Cole Daniel is a blind farmer with no patience for divas, especially one who mercilessly teased him as a young boy. When Anthea shows up using a fake name and pestering him into letting her stay, he can't pass up the opportunity to torment her just a little.
But Anthea won't let the stubborn farmer deter her from her goal, even if he is hotter than any man she's ever met. Cole finds his form of payback less than satisfying when Anthea keeps turning the tables on him, proving her mettle and gaining his respect. Will Anthea's research land her a man, as well as the part?
"And how's my beautiful star holding up?"
Anthea Cane froze as Marshall Brand jostled in beside her at the crowded bar, his strong aftershave engulfing her in an invisible cloud of eye-watering fumes. Blinking, she fought the urge to shy away when he placed a hand on her lower back. As the producer of the three movies she'd starred in, Anthea refused to let Marshall's sleaziness get in the way of their professional relationship. Tonight, she wanted to bask in the glow of success, not deal with his oily come-ons.
Avoiding eye contact, she glanced around the crowded cinema foyer. Ten minutes earlier, the VIP guests had watched her star as Alex Stark in the Australian premiere of A Kick to the Heart. A Kick to the Head, the first film in the action-parody franchise, had done great box-office business, as had the sequel, A Kick to the Guts. How successful this third and final installment would prove to be was anyone's guess.
Thinking about all three ridiculous titles brought an embarrassed flush to her cheeks. Although grateful to the Kick movies for shooting her to instant fame, what she wanted more than anything was a serious, meaty role. Something more than Alex Stark's cold assassin could offer. Something with meaning.
Marshall Brand's clammy fingers drifted down her back. Eager to escape the unwanted attention, she leaned in close to be heard over the crowd. "Would you excuse me?"
"Don't tell me you're leaving already?" he said, moving in even closer.
"I just need to use the little girls' room."
Marshall's eyes brightened, no doubt believing she wanted to freshen up for him. Right.
"By all means," he said, and gave her a wink that made her skin crawl.
Was it any wonder she no longer dated? After the success of the first Kick movie, she soon discovered men only wanted one thing: To bed her screen persona, Alex Stark. No one seemed interested in getting to know Anthea Cane. And so had begun the habit of accompanying her brother Ethan, who also acted as her manager, to these events with the hope of warding off any unwanted advances.
She squeezed through the throng of producers, studio executives and agents, and scanned the crowd for Ethan. As usual, he'd managed to disappear when she needed him most. Though how could she blame him? Being seen with his little sister probably didn't do much for him in the dating department.

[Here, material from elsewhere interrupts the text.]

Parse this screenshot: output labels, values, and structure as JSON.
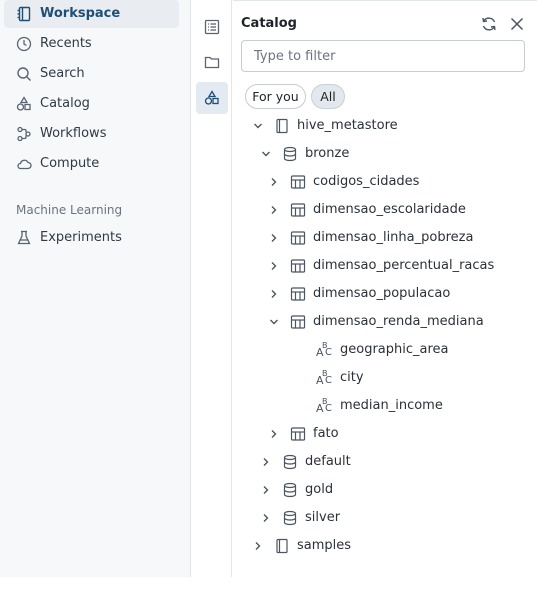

Safely ensconced in a ladies' stall, Anthea fished her cell phone from her purse. With the intention of asking Ethan's help in escaping Marshall Brand, she navigated to the contacts screen. Just as she was about to press the dial button, two sets of stilettos clicked across the bathroom tiles.

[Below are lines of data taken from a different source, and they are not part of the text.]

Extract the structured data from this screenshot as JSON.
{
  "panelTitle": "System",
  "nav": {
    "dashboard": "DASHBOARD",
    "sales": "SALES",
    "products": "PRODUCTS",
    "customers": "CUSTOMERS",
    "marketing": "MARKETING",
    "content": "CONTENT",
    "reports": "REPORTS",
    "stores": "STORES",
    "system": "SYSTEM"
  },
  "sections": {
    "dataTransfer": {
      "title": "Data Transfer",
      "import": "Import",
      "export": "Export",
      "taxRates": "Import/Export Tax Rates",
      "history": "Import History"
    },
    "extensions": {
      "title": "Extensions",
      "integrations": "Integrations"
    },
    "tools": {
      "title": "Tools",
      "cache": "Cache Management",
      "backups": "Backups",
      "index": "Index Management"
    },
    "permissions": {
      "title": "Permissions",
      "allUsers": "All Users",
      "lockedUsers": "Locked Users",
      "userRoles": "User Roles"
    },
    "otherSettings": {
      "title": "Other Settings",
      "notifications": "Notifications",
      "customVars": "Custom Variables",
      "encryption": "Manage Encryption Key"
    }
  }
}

A high-pitched woman's voice said, "That was even more absurd than the second one."
Anthea frowned as their stall doors banged shut.
A deeper female voice responded, "Marshall intends to screw her tonight. If you ask me, she'd better leap at the chance. After the dismal performance we just witnessed, no one in their right mind would ever hire her again."
Anthea's mouth dropped open. Not because of Marshall Brand's intentions--which came as no surprise--but because of the brutal critique of her performance.
"I agree," said the high-pitched voice. "But really, Marshall shouldn't waste his time with an absolute D-grader like her." Both women chuckled as their toilets flushed.
Anthea's grip tightened on her cell phone. She'd starred in three movies, for heaven's sake. Okay, they were parodies, but the box-office takings didn't lie.